Each entry should be quoted word for word, including every mark of punctuation.
====== Records shown
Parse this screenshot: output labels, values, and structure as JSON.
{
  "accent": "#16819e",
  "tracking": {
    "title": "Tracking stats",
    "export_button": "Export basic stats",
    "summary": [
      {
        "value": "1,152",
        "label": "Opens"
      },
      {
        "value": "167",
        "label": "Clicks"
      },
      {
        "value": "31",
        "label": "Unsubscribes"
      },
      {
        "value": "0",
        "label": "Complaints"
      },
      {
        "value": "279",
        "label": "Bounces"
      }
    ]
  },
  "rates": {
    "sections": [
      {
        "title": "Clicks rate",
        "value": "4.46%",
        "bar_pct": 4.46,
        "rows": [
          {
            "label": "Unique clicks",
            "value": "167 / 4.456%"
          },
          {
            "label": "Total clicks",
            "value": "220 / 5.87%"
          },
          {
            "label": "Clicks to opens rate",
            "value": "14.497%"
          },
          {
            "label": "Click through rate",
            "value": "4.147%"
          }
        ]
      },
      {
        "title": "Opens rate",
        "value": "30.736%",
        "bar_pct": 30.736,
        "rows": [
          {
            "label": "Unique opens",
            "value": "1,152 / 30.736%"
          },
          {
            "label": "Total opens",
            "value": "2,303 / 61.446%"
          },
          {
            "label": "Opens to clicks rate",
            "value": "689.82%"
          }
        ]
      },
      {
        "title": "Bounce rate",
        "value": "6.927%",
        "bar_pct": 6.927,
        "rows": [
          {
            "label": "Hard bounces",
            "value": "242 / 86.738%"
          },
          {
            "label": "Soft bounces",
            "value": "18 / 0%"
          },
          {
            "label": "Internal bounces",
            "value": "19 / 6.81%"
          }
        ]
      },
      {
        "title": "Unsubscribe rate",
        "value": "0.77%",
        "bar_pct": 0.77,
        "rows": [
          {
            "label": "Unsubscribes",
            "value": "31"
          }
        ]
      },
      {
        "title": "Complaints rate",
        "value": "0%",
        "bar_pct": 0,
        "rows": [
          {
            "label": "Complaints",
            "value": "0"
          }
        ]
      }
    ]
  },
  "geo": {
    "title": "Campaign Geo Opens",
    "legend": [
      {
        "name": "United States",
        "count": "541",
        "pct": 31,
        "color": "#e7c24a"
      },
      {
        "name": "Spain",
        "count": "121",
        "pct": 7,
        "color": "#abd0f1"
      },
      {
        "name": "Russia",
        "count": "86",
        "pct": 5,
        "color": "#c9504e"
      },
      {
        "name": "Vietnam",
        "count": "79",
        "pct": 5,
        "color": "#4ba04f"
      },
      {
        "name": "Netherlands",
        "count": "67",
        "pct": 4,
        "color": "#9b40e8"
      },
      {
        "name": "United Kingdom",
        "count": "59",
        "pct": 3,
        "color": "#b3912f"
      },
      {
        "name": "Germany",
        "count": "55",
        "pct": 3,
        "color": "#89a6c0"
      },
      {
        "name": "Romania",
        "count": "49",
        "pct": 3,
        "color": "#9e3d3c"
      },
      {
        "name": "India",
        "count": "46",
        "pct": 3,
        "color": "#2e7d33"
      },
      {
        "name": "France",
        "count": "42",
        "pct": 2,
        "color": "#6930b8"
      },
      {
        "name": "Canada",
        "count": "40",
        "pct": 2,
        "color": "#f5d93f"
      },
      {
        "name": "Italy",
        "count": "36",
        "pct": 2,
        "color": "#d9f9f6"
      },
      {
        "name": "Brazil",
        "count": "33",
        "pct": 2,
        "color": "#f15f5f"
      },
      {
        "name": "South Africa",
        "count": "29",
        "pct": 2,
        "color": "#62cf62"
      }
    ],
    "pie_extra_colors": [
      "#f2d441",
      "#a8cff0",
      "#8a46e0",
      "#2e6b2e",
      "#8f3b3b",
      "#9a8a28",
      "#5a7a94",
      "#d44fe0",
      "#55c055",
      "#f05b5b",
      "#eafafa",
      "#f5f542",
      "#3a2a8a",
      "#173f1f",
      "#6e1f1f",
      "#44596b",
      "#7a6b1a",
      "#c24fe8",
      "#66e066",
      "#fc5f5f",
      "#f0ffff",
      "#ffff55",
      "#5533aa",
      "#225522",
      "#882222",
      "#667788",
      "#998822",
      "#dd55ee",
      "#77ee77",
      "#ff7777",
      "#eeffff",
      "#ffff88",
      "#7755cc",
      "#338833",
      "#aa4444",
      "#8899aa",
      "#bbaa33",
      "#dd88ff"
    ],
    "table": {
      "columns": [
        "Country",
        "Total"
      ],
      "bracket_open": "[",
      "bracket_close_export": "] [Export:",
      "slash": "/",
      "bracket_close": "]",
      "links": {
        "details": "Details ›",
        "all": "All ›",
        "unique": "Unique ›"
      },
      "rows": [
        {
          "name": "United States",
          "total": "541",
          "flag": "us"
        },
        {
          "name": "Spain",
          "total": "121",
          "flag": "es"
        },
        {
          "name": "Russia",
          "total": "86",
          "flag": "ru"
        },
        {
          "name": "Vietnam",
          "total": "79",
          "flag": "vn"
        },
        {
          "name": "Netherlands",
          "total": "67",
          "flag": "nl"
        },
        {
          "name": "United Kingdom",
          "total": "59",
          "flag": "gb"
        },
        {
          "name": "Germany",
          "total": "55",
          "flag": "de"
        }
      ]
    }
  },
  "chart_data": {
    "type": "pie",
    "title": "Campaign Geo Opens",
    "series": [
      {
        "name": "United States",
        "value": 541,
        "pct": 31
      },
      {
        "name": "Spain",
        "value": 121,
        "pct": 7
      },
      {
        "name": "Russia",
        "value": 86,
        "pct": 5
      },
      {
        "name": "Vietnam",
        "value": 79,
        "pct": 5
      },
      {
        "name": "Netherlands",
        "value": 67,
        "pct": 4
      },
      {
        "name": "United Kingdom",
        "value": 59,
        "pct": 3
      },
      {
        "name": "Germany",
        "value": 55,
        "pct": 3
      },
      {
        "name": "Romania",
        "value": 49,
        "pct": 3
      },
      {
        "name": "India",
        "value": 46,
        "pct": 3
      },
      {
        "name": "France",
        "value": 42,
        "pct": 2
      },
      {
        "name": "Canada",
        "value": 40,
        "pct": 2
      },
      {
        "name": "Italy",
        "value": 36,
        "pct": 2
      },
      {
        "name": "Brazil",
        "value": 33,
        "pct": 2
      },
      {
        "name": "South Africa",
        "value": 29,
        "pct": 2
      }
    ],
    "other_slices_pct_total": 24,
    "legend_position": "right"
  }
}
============
▶ **Expected output**:
Parse this screenshot: output labels, values, and structure as JSON.
{
  "accent": "#16819e",
  "tracking": {
    "title": "Tracking stats",
    "export_button": "Export basic stats",
    "summary": [
      {
        "value": "1,152",
        "label": "Opens"
      },
      {
        "value": "167",
        "label": "Clicks"
      },
      {
        "value": "31",
        "label": "Unsubscribes"
      },
      {
        "value": "0",
        "label": "Complaints"
      },
      {
        "value": "279",
        "label": "Bounces"
      }
    ]
  },
  "rates": {
    "sections": [
      {
        "title": "Clicks rate",
        "value": "4.46%",
        "bar_pct": 4.46,
        "rows": [
          {
            "label": "Unique clicks",
            "value": "167 / 4.456%"
          },
          {
            "label": "Total clicks",
            "value": "220 / 5.87%"
          },
          {
            "label": "Clicks to opens rate",
            "value": "14.497%"
          },
          {
            "label": "Click through rate",
            "value": "4.147%"
          }
        ]
      },
      {
        "title": "Opens rate",
        "value": "30.736%",
        "bar_pct": 30.736,
        "rows": [
          {
            "label": "Unique opens",
            "value": "1,152 / 30.736%"
          },
          {
            "label": "Total opens",
            "value": "2,303 / 61.446%"
          },
          {
            "label": "Opens to clicks rate",
            "value": "689.82%"
          }
        ]
      },
      {
        "title": "Bounce rate",
        "value": "6.927%",
        "bar_pct": 6.927,
        "rows": [
          {
            "label": "Hard bounces",
            "value": "242 / 86.738%"
          },
          {
            "label": "Soft bounces",
            "value": "18 / 0%"
          },
          {
            "label": "Internal bounces",
            "value": "19 / 6.81%"
          }
        ]
      },
      {
        "title": "Unsubscribe rate",
        "value": "0.77%",
        "bar_pct": 0.77,
        "rows": [
          {
            "label": "Unsubscribes",
            "value": "31"
          }
        ]
      },
      {
        "title": "Complaints rate",
        "value": "0%",
        "bar_pct": 0,
        "rows": [
          {
            "label": "Complaints",
            "value": "0"
          }
        ]
      }
    ]
  },
  "geo": {
    "title": "Campaign Geo Opens",
    "legend": [
      {
        "name": "United States",
        "count": "541",
        "pct": 31,
        "color": "#e7c24a"
      },
      {
        "name": "Spain",
        "count": "121",
        "pct": 7,
        "color": "#abd0f1"
      },
      {
        "name": "Russia",
        "count": "86",
        "pct": 5,
        "color": "#c9504e"
      },
      {
        "name": "Vietnam",
        "count": "79",
        "pct": 5,
        "color": "#4ba04f"
      },
      {
        "name": "Netherlands",
        "count": "67",
        "pct": 4,
        "color": "#9b40e8"
      },
      {
        "name": "United Kingdom",
        "count": "59",
        "pct": 3,
        "color": "#b3912f"
      },
      {
        "name": "Germany",
        "count": "55",
        "pct": 3,
        "color": "#89a6c0"
      },
      {
        "name": "Romania",
        "count": "49",
        "pct": 3,
        "color": "#9e3d3c"
      },
      {
        "name": "India",
        "count": "46",
        "pct": 3,
        "color": "#2e7d33"
      },
      {
        "name": "France",
        "count": "42",
        "pct": 2,
        "color": "#6930b8"
      },
      {
        "name": "Canada",
        "count": "40",
        "pct": 2,
        "color": "#f5d93f"
      },
      {
        "name": "Italy",
        "count": "36",
        "pct": 2,
        "color": "#d9f9f6"
      },
      {
        "name": "Brazil",
        "count": "33",
        "pct": 2,
        "color": "#f15f5f"
      },
      {
        "name": "South Africa",
        "count": "29",
        "pct": 2,
        "color": "#62cf62"
      }
    ],
    "pie_extra_colors": [
      "#f2d441",
      "#a8cff0",
      "#8a46e0",
      "#2e6b2e",
      "#8f3b3b",
      "#9a8a28",
      "#5a7a94",
      "#d44fe0",
      "#55c055",
      "#f05b5b",
      "#eafafa",
      "#f5f542",
      "#3a2a8a",
      "#173f1f",
      "#6e1f1f",
      "#44596b",
      "#7a6b1a",
      "#c24fe8",
      "#66e066",
      "#fc5f5f",
      "#f0ffff",
      "#ffff55",
      "#5533aa",
      "#225522",
      "#882222",
      "#667788",
      "#998822",
      "#dd55ee",
      "#77ee77",
      "#ff7777",
      "#eeffff",
      "#ffff88",
      "#7755cc",
      "#338833",
      "#aa4444",
      "#8899aa",
      "#bbaa33",
      "#dd88ff"
    ],
    "table": {
      "columns": [
        "Country",
        "Total"
      ],
      "bracket_open": "[",
      "bracket_close_export": "] [Export:",
      "slash": "/",
      "bracket_close": "]",
      "links": {
        "details": "Details ›",
        "all": "All ›",
        "unique": "Unique ›"
      },
      "rows": [
        {
          "name": "United States",
          "total": "541",
          "flag": "us"
        },
        {
          "name": "Spain",
          "total": "121",
          "flag": "es"
        },
        {
          "name": "Russia",
          "total": "86",
          "flag": "ru"
        },
        {
          "name": "Vietnam",
          "total": "79",
          "flag": "vn"
        },
        {
          "name": "Netherlands",
          "total": "67",
          "flag": "nl"
        },
        {
          "name": "United Kingdom",
          "total": "59",
          "flag": "gb"
        },
        {
          "name": "Germany",
          "total": "55",
          "flag": "de"
        }
      ]
    }
  },
  "chart_data": {
    "type": "pie",
    "title": "Campaign Geo Opens",
    "series": [
      {
        "name": "United States",
        "value": 541,
        "pct": 31
      },
      {
        "name": "Spain",
        "value": 121,
        "pct": 7
      },
      {
        "name": "Russia",
        "value": 86,
        "pct": 5
      },
      {
        "name": "Vietnam",
        "value": 79,
        "pct": 5
      },
      {
        "name": "Netherlands",
        "value": 67,
        "pct": 4
      },
      {
        "name": "United Kingdom",
        "value": 59,
        "pct": 3
      },
      {
        "name": "Germany",
        "value": 55,
        "pct": 3
      },
      {
        "name": "Romania",
        "value": 49,
        "pct": 3
      },
      {
        "name": "India",
        "value": 46,
        "pct": 3
      },
      {
        "name": "France",
        "value": 42,
        "pct": 2
      },
      {
        "name": "Canada",
        "value": 40,
        "pct": 2
      },
      {
        "name": "Italy",
        "value": 36,
        "pct": 2
      },
      {
        "name": "Brazil",
        "value": 33,
        "pct": 2
      },
      {
        "name": "South Africa",
        "value": 29,
        "pct": 2
      }
    ],
    "other_slices_pct_total": 24,
    "legend_position": "right"
  }
}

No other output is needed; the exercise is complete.